Given entries Block Start

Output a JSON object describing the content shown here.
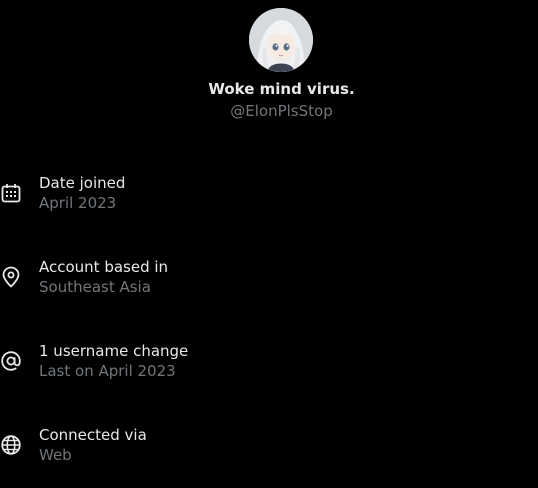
{
  "profile": {
    "display_name": "Woke mind virus.",
    "handle": "@ElonPlsStop",
    "avatar": "anime-character-avatar"
  },
  "about": [
    {
      "icon": "calendar-icon",
      "label": "Date joined",
      "value": "April 2023"
    },
    {
      "icon": "location-pin-icon",
      "label": "Account based in",
      "value": "Southeast Asia"
    },
    {
      "icon": "at-sign-icon",
      "label": "1 username change",
      "value": "Last on April 2023"
    },
    {
      "icon": "globe-icon",
      "label": "Connected via",
      "value": "Web"
    }
  ],
  "colors": {
    "background": "#000000",
    "primary_text": "#e7e9ea",
    "secondary_text": "#71767b"
  }
}
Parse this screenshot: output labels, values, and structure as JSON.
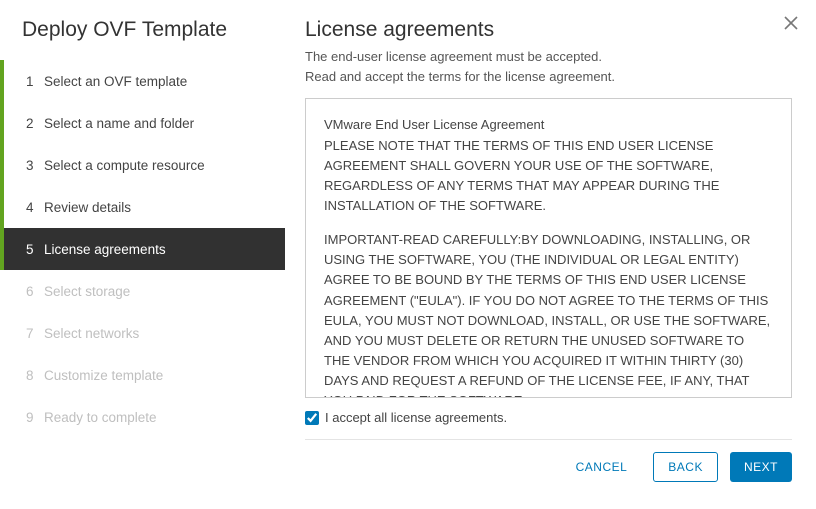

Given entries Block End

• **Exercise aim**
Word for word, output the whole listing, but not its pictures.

• **Reply to the task**
Output a JSON object describing the content shown here.
{
  "profile": {
    "display_name": "Woke mind virus.",
    "handle": "@ElonPlsStop",
    "avatar": "anime-character-avatar"
  },
  "about": [
    {
      "icon": "calendar-icon",
      "label": "Date joined",
      "value": "April 2023"
    },
    {
      "icon": "location-pin-icon",
      "label": "Account based in",
      "value": "Southeast Asia"
    },
    {
      "icon": "at-sign-icon",
      "label": "1 username change",
      "value": "Last on April 2023"
    },
    {
      "icon": "globe-icon",
      "label": "Connected via",
      "value": "Web"
    }
  ],
  "colors": {
    "background": "#000000",
    "primary_text": "#e7e9ea",
    "secondary_text": "#71767b"
  }
}
Parse this screenshot: output labels, values, and structure as JSON.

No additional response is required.